§ DIRECTIONS FOR THIS TASK: Exact copy, pictures excluded: the lines from the one containing "Convert this screenshot" to the end of the listing.
+++++
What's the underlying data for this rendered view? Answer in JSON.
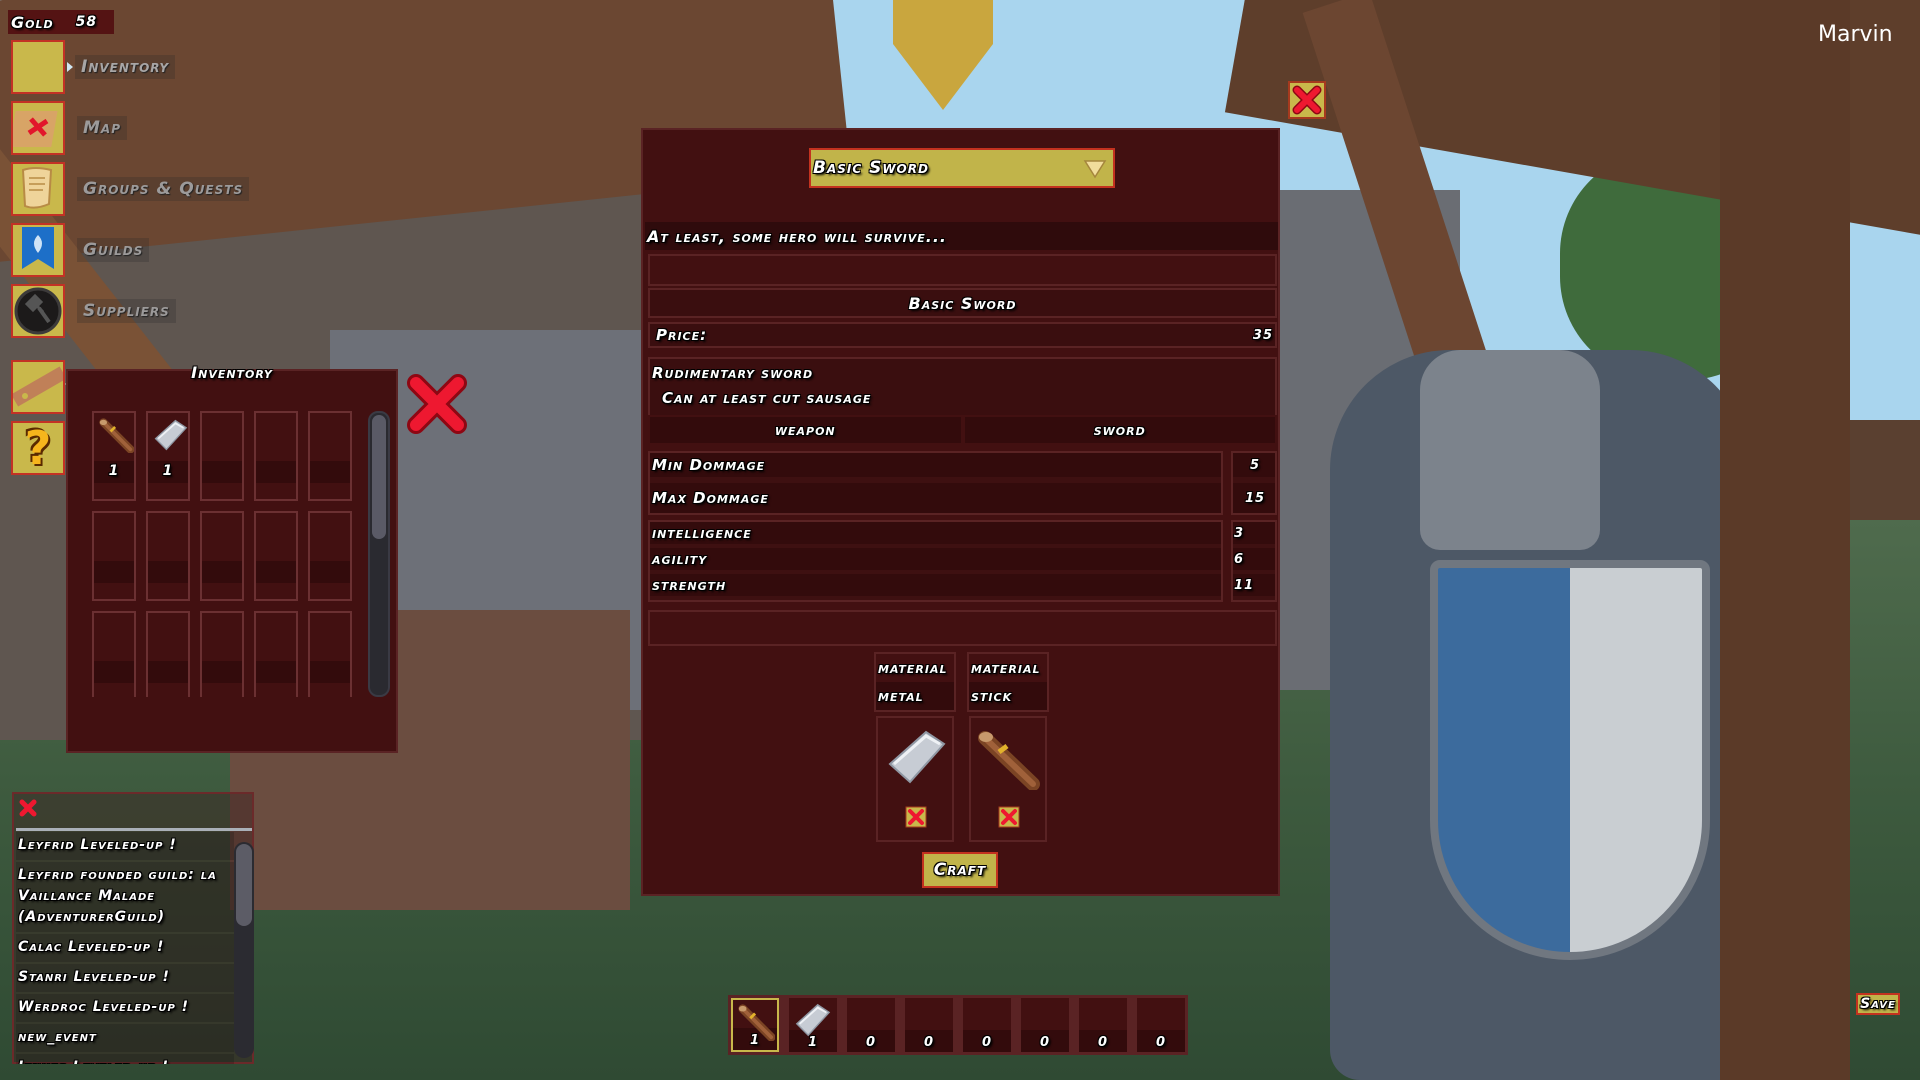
{
  "hud": {
    "gold_label": "Gold",
    "gold_value": "58",
    "player_name": "Marvin",
    "save_label": "Save"
  },
  "side_menu": {
    "items": [
      {
        "label": "Inventory",
        "icon": "inventory-icon",
        "active": true
      },
      {
        "label": "Map",
        "icon": "map-icon"
      },
      {
        "label": "Groups & Quests",
        "icon": "scroll-icon"
      },
      {
        "label": "Guilds",
        "icon": "guild-banner-icon"
      },
      {
        "label": "Suppliers",
        "icon": "hammer-icon"
      },
      {
        "label": "",
        "icon": "ruler-icon"
      },
      {
        "label": "",
        "icon": "help-icon"
      }
    ]
  },
  "inventory": {
    "title": "Inventory",
    "slots": [
      {
        "item": "stick",
        "count": "1"
      },
      {
        "item": "metal",
        "count": "1"
      },
      {
        "item": "",
        "count": ""
      },
      {
        "item": "",
        "count": ""
      },
      {
        "item": "",
        "count": ""
      },
      {
        "item": "",
        "count": ""
      },
      {
        "item": "",
        "count": ""
      },
      {
        "item": "",
        "count": ""
      },
      {
        "item": "",
        "count": ""
      },
      {
        "item": "",
        "count": ""
      },
      {
        "item": "",
        "count": ""
      },
      {
        "item": "",
        "count": ""
      },
      {
        "item": "",
        "count": ""
      },
      {
        "item": "",
        "count": ""
      },
      {
        "item": "",
        "count": ""
      }
    ]
  },
  "event_log": {
    "entries": [
      "Leyfrid Leveled-up !",
      "Leyfrid founded guild: la Vaillance Malade (AdventurerGuild)",
      "Calac Leveled-up !",
      "Stanri Leveled-up !",
      "Werdroc Leveled-up !",
      "new_event",
      "Jenhes Leveled-up !"
    ]
  },
  "crafting": {
    "selected_recipe": "Basic Sword",
    "flavor_text": "At least, some hero will survive...",
    "item_name": "Basic Sword",
    "price_label": "Price:",
    "price_value": "35",
    "description_line1": "Rudimentary sword",
    "description_line2": "Can at least cut sausage",
    "type": "weapon",
    "subtype": "sword",
    "damage": [
      {
        "label": "Min Dommage",
        "value": "5"
      },
      {
        "label": "Max Dommage",
        "value": "15"
      }
    ],
    "attributes": [
      {
        "label": "intelligence",
        "value": "3"
      },
      {
        "label": "agility",
        "value": "6"
      },
      {
        "label": "strength",
        "value": "11"
      }
    ],
    "materials": [
      {
        "header": "material",
        "kind": "metal",
        "item": "metal"
      },
      {
        "header": "material",
        "kind": "stick",
        "item": "stick"
      }
    ],
    "craft_label": "Craft"
  },
  "hotbar": {
    "slots": [
      {
        "item": "stick",
        "count": "1",
        "selected": true
      },
      {
        "item": "metal",
        "count": "1"
      },
      {
        "item": "",
        "count": "0"
      },
      {
        "item": "",
        "count": "0"
      },
      {
        "item": "",
        "count": "0"
      },
      {
        "item": "",
        "count": "0"
      },
      {
        "item": "",
        "count": "0"
      },
      {
        "item": "",
        "count": "0"
      }
    ]
  },
  "colors": {
    "panel_bg": "#421011",
    "panel_border": "#5a2324",
    "button_yellow": "#c1b44a",
    "button_border": "#c3321f",
    "close_red": "#e0142a"
  }
}
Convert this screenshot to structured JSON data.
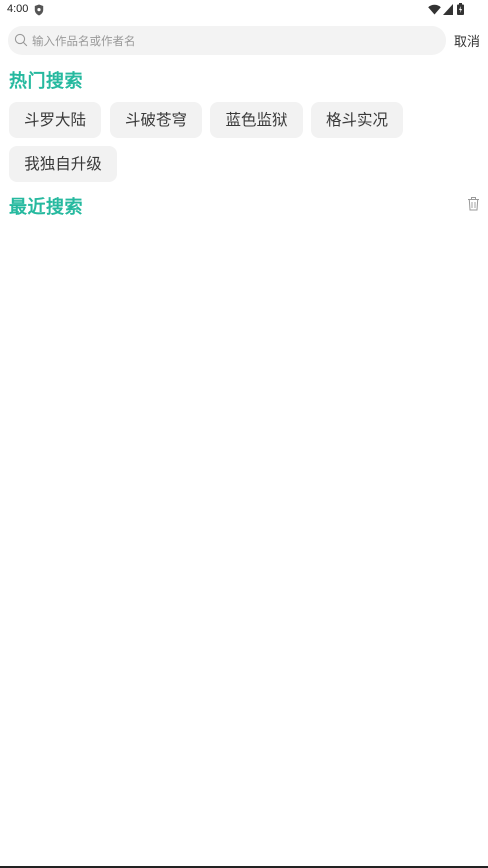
{
  "status_bar": {
    "time": "4:00",
    "icons": [
      "shield-icon",
      "wifi-icon",
      "signal-icon",
      "battery-icon"
    ]
  },
  "search": {
    "placeholder": "输入作品名或作者名",
    "value": "",
    "cancel_label": "取消"
  },
  "hot_search": {
    "title": "热门搜索",
    "tags": [
      "斗罗大陆",
      "斗破苍穹",
      "蓝色监狱",
      "格斗实况",
      "我独自升级"
    ]
  },
  "recent_search": {
    "title": "最近搜索",
    "items": []
  },
  "colors": {
    "accent": "#26b99f",
    "tag_bg": "#f2f2f2",
    "search_bg": "#f3f3f3"
  }
}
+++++
§ RESULT:
Convert this screenshot to structured JSON data.
{
  "status_bar": {
    "time": "4:00",
    "icons": [
      "shield-icon",
      "wifi-icon",
      "signal-icon",
      "battery-icon"
    ]
  },
  "search": {
    "placeholder": "输入作品名或作者名",
    "value": "",
    "cancel_label": "取消"
  },
  "hot_search": {
    "title": "热门搜索",
    "tags": [
      "斗罗大陆",
      "斗破苍穹",
      "蓝色监狱",
      "格斗实况",
      "我独自升级"
    ]
  },
  "recent_search": {
    "title": "最近搜索",
    "items": []
  },
  "colors": {
    "accent": "#26b99f",
    "tag_bg": "#f2f2f2",
    "search_bg": "#f3f3f3"
  }
}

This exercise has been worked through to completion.